Your answer must be one number: the count of lines below that hold the word "chantier".
———
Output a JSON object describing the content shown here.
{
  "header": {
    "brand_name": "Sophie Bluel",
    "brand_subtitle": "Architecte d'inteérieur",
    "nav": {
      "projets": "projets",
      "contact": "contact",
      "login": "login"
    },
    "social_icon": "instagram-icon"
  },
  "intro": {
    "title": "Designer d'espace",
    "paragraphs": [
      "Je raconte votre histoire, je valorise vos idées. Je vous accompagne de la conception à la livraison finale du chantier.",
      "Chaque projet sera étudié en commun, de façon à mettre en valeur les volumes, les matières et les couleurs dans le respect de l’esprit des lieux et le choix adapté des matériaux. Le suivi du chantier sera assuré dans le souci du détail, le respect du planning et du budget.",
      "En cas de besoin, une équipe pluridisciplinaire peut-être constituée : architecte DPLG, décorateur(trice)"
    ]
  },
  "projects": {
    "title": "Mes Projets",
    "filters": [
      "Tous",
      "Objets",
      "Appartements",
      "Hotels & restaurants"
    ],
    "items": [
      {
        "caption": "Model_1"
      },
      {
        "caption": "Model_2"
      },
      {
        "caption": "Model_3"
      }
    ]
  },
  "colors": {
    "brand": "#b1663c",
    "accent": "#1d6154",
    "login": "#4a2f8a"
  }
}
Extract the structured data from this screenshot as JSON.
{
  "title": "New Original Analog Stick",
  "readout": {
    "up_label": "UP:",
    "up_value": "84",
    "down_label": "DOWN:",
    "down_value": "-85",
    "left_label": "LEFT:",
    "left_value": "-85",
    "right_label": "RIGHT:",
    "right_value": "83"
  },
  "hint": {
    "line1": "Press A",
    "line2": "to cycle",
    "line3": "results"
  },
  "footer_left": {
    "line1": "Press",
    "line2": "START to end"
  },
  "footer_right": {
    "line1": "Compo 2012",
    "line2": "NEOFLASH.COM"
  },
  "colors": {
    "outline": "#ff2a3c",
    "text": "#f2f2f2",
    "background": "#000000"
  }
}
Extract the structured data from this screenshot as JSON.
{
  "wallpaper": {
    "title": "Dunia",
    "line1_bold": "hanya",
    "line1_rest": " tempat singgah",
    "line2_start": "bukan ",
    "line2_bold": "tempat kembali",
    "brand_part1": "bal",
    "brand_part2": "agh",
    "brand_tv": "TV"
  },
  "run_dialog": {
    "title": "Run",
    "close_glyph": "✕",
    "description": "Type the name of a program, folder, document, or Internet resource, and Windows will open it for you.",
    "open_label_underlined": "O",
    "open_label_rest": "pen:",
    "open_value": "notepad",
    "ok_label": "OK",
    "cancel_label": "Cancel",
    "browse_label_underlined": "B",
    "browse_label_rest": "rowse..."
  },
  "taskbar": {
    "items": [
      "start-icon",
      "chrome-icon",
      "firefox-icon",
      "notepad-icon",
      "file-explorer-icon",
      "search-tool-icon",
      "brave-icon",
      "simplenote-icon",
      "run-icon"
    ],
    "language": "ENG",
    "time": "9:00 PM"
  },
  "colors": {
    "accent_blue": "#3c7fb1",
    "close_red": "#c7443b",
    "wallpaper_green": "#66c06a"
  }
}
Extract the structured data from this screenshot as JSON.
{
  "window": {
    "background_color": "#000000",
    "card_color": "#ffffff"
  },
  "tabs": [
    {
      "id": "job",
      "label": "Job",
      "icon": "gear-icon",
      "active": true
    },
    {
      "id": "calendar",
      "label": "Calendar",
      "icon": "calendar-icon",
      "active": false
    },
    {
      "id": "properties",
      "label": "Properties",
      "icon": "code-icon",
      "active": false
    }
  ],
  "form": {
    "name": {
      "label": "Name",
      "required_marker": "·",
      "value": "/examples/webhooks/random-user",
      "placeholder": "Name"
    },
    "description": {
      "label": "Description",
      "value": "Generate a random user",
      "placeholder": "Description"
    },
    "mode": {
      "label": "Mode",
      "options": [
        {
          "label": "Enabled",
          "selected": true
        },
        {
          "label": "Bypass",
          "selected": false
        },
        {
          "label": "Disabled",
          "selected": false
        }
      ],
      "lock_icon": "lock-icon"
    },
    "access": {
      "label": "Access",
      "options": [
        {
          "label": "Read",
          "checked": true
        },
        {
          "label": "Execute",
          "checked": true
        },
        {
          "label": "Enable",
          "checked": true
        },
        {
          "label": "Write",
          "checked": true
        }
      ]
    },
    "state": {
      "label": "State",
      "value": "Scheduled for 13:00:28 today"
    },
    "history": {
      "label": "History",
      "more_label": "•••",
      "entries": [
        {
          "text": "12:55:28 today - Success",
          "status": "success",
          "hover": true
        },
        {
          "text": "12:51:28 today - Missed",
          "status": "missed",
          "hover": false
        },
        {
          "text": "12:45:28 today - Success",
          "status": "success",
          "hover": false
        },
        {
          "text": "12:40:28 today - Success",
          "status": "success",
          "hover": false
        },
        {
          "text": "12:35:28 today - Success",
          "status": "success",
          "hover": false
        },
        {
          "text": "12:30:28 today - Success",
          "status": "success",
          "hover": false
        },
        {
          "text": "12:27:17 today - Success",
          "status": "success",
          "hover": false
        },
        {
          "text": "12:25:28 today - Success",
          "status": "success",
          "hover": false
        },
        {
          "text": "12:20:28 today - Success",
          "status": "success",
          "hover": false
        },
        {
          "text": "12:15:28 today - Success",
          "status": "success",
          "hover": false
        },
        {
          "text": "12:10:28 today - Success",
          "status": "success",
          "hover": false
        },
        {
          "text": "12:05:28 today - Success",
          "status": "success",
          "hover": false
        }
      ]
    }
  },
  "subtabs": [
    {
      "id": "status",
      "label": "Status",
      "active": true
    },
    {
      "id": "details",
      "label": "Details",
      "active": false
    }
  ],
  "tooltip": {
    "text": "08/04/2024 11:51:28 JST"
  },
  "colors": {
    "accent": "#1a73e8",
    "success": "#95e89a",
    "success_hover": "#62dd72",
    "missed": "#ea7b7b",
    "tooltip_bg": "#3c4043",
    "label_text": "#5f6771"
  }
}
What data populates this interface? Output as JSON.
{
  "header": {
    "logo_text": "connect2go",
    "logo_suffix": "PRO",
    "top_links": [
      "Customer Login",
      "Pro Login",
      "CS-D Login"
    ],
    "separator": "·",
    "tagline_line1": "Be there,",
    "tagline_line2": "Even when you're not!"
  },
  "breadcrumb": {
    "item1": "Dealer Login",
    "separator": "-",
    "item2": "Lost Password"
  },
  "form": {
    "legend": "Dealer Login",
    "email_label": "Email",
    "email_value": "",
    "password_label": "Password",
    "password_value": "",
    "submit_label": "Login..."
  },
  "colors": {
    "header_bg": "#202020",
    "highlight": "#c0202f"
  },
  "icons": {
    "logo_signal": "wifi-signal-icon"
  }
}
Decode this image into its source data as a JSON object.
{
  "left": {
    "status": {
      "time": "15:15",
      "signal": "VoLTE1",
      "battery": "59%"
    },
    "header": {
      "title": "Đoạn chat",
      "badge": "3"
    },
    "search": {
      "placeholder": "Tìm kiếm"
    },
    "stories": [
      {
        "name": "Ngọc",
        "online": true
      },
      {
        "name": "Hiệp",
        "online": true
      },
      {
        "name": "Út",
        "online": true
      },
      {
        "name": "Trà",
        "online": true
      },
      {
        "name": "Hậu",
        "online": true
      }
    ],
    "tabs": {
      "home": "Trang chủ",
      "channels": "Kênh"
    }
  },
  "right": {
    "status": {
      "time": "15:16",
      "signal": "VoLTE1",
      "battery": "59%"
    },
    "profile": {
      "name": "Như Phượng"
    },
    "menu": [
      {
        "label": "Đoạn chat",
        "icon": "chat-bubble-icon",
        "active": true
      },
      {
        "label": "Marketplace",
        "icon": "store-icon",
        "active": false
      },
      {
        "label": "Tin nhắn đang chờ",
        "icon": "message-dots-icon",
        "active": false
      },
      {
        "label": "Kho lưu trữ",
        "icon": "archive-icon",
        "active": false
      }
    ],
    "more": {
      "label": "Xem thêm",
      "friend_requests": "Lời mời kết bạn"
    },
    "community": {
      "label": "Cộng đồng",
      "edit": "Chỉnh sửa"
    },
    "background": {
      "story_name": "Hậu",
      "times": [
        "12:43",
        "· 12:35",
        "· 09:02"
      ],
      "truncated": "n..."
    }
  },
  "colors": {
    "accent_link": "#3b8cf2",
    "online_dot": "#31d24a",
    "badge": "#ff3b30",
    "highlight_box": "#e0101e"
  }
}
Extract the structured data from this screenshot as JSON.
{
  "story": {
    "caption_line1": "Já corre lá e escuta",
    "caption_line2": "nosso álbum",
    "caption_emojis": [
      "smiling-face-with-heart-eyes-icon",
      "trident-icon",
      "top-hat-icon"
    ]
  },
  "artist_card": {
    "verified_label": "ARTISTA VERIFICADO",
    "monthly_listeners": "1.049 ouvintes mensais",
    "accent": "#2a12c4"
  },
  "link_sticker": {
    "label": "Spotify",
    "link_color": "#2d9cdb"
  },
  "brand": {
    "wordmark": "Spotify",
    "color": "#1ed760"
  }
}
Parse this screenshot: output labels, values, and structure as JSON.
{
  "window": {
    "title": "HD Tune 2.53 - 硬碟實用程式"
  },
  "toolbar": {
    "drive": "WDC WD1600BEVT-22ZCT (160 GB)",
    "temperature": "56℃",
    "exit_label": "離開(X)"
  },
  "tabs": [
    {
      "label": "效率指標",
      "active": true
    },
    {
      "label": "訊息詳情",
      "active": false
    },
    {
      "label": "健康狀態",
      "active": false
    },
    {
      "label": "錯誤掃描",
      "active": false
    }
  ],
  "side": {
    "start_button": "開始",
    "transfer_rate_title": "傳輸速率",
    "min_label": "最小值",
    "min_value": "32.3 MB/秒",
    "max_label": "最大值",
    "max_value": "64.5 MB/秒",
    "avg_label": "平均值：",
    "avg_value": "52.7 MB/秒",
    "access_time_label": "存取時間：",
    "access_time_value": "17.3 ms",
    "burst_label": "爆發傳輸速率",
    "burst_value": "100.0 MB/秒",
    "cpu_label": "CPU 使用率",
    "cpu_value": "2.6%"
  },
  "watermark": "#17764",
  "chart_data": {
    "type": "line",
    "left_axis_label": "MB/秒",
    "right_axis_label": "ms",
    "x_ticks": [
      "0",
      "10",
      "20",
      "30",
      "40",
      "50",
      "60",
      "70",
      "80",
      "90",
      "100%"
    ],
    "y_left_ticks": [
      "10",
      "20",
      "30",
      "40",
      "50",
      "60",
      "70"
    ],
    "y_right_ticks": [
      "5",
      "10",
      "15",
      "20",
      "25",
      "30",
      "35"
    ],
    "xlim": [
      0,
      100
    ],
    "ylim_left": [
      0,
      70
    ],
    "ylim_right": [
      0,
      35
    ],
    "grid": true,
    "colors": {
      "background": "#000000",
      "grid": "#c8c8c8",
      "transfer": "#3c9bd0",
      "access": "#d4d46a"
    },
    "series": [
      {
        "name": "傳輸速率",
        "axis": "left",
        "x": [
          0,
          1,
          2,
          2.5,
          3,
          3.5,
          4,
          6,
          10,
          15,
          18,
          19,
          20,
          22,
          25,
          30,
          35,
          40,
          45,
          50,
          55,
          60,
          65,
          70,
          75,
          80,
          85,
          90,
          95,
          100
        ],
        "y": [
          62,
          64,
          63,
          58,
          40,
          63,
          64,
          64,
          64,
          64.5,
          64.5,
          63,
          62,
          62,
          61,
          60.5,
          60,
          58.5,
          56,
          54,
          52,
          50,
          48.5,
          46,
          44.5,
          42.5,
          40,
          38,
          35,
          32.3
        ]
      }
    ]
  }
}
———
WRITTEN RESPONSE
2